*REQUIRED ACTION*
Where does the string "name" occur in the entries below? Copy every line where it does.

*Component data from apps and pages*

=== Section Start ===

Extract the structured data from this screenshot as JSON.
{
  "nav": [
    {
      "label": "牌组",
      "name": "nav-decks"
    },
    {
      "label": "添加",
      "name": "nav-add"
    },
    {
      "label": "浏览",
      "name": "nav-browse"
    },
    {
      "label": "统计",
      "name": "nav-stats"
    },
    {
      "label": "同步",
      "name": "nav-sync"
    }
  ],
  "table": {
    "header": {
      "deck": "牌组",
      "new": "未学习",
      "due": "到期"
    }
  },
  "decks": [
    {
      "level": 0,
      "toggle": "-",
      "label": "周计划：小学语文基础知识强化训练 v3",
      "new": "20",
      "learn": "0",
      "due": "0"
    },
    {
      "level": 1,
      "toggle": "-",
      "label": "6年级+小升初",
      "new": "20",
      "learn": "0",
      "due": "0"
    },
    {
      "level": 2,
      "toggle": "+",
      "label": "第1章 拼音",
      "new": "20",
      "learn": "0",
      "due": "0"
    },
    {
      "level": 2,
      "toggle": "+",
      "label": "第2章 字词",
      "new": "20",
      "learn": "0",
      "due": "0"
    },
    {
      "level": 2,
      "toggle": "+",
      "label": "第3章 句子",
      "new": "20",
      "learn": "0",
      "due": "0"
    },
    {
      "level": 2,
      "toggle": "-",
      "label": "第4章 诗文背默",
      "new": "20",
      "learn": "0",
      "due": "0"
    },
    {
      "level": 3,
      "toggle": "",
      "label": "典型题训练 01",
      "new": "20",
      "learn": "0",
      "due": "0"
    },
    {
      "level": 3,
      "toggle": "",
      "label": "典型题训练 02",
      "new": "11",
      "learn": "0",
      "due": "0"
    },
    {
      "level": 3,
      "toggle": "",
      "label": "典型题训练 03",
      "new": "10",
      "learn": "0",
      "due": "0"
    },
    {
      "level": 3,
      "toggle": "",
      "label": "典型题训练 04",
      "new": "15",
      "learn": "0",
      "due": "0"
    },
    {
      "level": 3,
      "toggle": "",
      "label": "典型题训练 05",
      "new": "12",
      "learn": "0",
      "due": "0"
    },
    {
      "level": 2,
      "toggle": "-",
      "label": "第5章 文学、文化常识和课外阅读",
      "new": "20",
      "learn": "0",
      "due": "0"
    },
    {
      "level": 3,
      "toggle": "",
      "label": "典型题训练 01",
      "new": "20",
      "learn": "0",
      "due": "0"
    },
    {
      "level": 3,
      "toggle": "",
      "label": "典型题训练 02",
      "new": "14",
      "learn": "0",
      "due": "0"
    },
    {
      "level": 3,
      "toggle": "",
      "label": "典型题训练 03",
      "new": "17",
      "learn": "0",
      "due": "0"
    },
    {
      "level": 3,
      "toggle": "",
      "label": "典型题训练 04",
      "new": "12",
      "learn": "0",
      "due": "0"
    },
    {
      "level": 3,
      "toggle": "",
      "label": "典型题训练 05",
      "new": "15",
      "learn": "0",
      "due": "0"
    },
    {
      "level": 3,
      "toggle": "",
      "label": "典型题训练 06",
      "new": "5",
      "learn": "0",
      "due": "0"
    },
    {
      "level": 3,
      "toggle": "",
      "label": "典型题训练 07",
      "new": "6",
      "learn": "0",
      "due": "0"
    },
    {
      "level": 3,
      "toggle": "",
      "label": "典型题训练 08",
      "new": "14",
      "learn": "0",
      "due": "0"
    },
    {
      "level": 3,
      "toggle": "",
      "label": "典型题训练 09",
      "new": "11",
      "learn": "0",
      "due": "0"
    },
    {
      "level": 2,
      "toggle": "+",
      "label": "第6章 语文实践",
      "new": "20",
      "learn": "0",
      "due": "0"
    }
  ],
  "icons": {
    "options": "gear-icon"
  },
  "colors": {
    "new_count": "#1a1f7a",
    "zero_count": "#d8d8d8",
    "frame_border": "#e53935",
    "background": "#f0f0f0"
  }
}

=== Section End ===

*REPLY TO THE EXERCISE*
      "name": "nav-decks"
      "name": "nav-add"
      "name": "nav-browse"
      "name": "nav-stats"
      "name": "nav-sync"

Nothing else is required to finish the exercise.